Directions for this task >> Copy out the entries exactly, from the first line to the last.

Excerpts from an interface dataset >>
========
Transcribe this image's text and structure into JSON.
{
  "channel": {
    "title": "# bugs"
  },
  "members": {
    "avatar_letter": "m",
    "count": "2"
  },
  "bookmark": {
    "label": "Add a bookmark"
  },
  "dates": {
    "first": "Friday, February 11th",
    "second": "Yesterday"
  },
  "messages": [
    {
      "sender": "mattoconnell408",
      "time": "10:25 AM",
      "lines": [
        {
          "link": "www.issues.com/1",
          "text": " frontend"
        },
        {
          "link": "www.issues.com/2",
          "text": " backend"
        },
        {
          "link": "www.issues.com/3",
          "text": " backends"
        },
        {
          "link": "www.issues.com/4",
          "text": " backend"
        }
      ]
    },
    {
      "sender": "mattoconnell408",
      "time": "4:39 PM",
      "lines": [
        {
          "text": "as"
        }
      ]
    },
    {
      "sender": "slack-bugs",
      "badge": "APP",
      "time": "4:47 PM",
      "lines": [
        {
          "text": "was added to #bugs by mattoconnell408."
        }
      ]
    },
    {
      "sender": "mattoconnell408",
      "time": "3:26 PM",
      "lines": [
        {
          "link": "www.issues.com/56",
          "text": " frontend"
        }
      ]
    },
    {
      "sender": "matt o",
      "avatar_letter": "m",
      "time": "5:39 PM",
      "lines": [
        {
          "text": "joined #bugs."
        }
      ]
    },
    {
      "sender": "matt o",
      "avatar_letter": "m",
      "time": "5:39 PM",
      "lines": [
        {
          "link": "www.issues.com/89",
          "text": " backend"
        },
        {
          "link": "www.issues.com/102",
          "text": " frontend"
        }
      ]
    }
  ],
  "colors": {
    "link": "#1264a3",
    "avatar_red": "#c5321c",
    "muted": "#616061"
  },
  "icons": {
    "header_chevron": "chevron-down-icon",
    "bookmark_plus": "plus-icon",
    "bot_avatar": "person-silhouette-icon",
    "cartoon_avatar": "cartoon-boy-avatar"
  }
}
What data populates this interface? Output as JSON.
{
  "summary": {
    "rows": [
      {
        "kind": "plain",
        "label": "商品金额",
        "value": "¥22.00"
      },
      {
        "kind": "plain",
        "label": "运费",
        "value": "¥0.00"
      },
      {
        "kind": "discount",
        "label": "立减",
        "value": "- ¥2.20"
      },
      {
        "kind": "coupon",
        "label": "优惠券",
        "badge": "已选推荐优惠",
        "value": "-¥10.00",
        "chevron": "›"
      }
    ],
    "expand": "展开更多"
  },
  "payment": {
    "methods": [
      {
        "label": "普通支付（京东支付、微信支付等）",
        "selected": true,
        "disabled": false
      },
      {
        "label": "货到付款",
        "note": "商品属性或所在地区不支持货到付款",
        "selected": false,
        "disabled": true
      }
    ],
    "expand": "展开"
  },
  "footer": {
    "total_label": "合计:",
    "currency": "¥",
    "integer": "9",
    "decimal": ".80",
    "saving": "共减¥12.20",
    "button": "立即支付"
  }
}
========
Result of the task >>
Transcribe this image's text and structure into JSON.
{
  "channel": {
    "title": "# bugs"
  },
  "members": {
    "avatar_letter": "m",
    "count": "2"
  },
  "bookmark": {
    "label": "Add a bookmark"
  },
  "dates": {
    "first": "Friday, February 11th",
    "second": "Yesterday"
  },
  "messages": [
    {
      "sender": "mattoconnell408",
      "time": "10:25 AM",
      "lines": [
        {
          "link": "www.issues.com/1",
          "text": " frontend"
        },
        {
          "link": "www.issues.com/2",
          "text": " backend"
        },
        {
          "link": "www.issues.com/3",
          "text": " backends"
        },
        {
          "link": "www.issues.com/4",
          "text": " backend"
        }
      ]
    },
    {
      "sender": "mattoconnell408",
      "time": "4:39 PM",
      "lines": [
        {
          "text": "as"
        }
      ]
    },
    {
      "sender": "slack-bugs",
      "badge": "APP",
      "time": "4:47 PM",
      "lines": [
        {
          "text": "was added to #bugs by mattoconnell408."
        }
      ]
    },
    {
      "sender": "mattoconnell408",
      "time": "3:26 PM",
      "lines": [
        {
          "link": "www.issues.com/56",
          "text": " frontend"
        }
      ]
    },
    {
      "sender": "matt o",
      "avatar_letter": "m",
      "time": "5:39 PM",
      "lines": [
        {
          "text": "joined #bugs."
        }
      ]
    },
    {
      "sender": "matt o",
      "avatar_letter": "m",
      "time": "5:39 PM",
      "lines": [
        {
          "link": "www.issues.com/89",
          "text": " backend"
        },
        {
          "link": "www.issues.com/102",
          "text": " frontend"
        }
      ]
    }
  ],
  "colors": {
    "link": "#1264a3",
    "avatar_red": "#c5321c",
    "muted": "#616061"
  },
  "icons": {
    "header_chevron": "chevron-down-icon",
    "bookmark_plus": "plus-icon",
    "bot_avatar": "person-silhouette-icon",
    "cartoon_avatar": "cartoon-boy-avatar"
  }
}
What data populates this interface? Output as JSON.
{
  "summary": {
    "rows": [
      {
        "kind": "plain",
        "label": "商品金额",
        "value": "¥22.00"
      },
      {
        "kind": "plain",
        "label": "运费",
        "value": "¥0.00"
      },
      {
        "kind": "discount",
        "label": "立减",
        "value": "- ¥2.20"
      },
      {
        "kind": "coupon",
        "label": "优惠券",
        "badge": "已选推荐优惠",
        "value": "-¥10.00",
        "chevron": "›"
      }
    ],
    "expand": "展开更多"
  },
  "payment": {
    "methods": [
      {
        "label": "普通支付（京东支付、微信支付等）",
        "selected": true,
        "disabled": false
      },
      {
        "label": "货到付款",
        "note": "商品属性或所在地区不支持货到付款",
        "selected": false,
        "disabled": true
      }
    ],
    "expand": "展开"
  },
  "footer": {
    "total_label": "合计:",
    "currency": "¥",
    "integer": "9",
    "decimal": ".80",
    "saving": "共减¥12.20",
    "button": "立即支付"
  }
}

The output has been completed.